Task objective: Provide an exact copy of the data, excluding the images.
--*--
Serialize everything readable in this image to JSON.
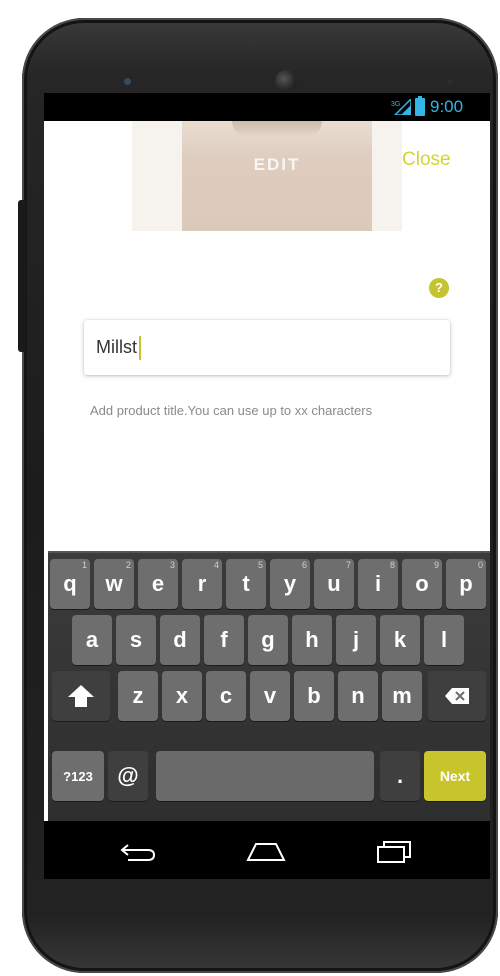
{
  "status_bar": {
    "time": "9:00",
    "network_label": "3G",
    "accent_color": "#33b5e5"
  },
  "photo": {
    "overlay_label": "EDIT"
  },
  "header": {
    "close_label": "Close"
  },
  "help": {
    "icon_glyph": "?"
  },
  "title_field": {
    "value": "Millst"
  },
  "helper_text": "Add product title.You can use up to xx characters",
  "keyboard": {
    "row1": [
      {
        "label": "q",
        "hint": "1"
      },
      {
        "label": "w",
        "hint": "2"
      },
      {
        "label": "e",
        "hint": "3"
      },
      {
        "label": "r",
        "hint": "4"
      },
      {
        "label": "t",
        "hint": "5"
      },
      {
        "label": "y",
        "hint": "6"
      },
      {
        "label": "u",
        "hint": "7"
      },
      {
        "label": "i",
        "hint": "8"
      },
      {
        "label": "o",
        "hint": "9"
      },
      {
        "label": "p",
        "hint": "0"
      }
    ],
    "row2": [
      "a",
      "s",
      "d",
      "f",
      "g",
      "h",
      "j",
      "k",
      "l"
    ],
    "row3": [
      "z",
      "x",
      "c",
      "v",
      "b",
      "n",
      "m"
    ],
    "symbols_label": "?123",
    "at_label": "@",
    "period_label": ".",
    "next_label": "Next",
    "next_color": "#c8c42c"
  },
  "nav": {
    "back_icon": "back-icon",
    "home_icon": "home-icon",
    "recents_icon": "recents-icon"
  }
}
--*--
Exercise result:
Serialize everything readable in this image to JSON.
{
  "status_bar": {
    "time": "9:00",
    "network_label": "3G",
    "accent_color": "#33b5e5"
  },
  "photo": {
    "overlay_label": "EDIT"
  },
  "header": {
    "close_label": "Close"
  },
  "help": {
    "icon_glyph": "?"
  },
  "title_field": {
    "value": "Millst"
  },
  "helper_text": "Add product title.You can use up to xx characters",
  "keyboard": {
    "row1": [
      {
        "label": "q",
        "hint": "1"
      },
      {
        "label": "w",
        "hint": "2"
      },
      {
        "label": "e",
        "hint": "3"
      },
      {
        "label": "r",
        "hint": "4"
      },
      {
        "label": "t",
        "hint": "5"
      },
      {
        "label": "y",
        "hint": "6"
      },
      {
        "label": "u",
        "hint": "7"
      },
      {
        "label": "i",
        "hint": "8"
      },
      {
        "label": "o",
        "hint": "9"
      },
      {
        "label": "p",
        "hint": "0"
      }
    ],
    "row2": [
      "a",
      "s",
      "d",
      "f",
      "g",
      "h",
      "j",
      "k",
      "l"
    ],
    "row3": [
      "z",
      "x",
      "c",
      "v",
      "b",
      "n",
      "m"
    ],
    "symbols_label": "?123",
    "at_label": "@",
    "period_label": ".",
    "next_label": "Next",
    "next_color": "#c8c42c"
  },
  "nav": {
    "back_icon": "back-icon",
    "home_icon": "home-icon",
    "recents_icon": "recents-icon"
  }
}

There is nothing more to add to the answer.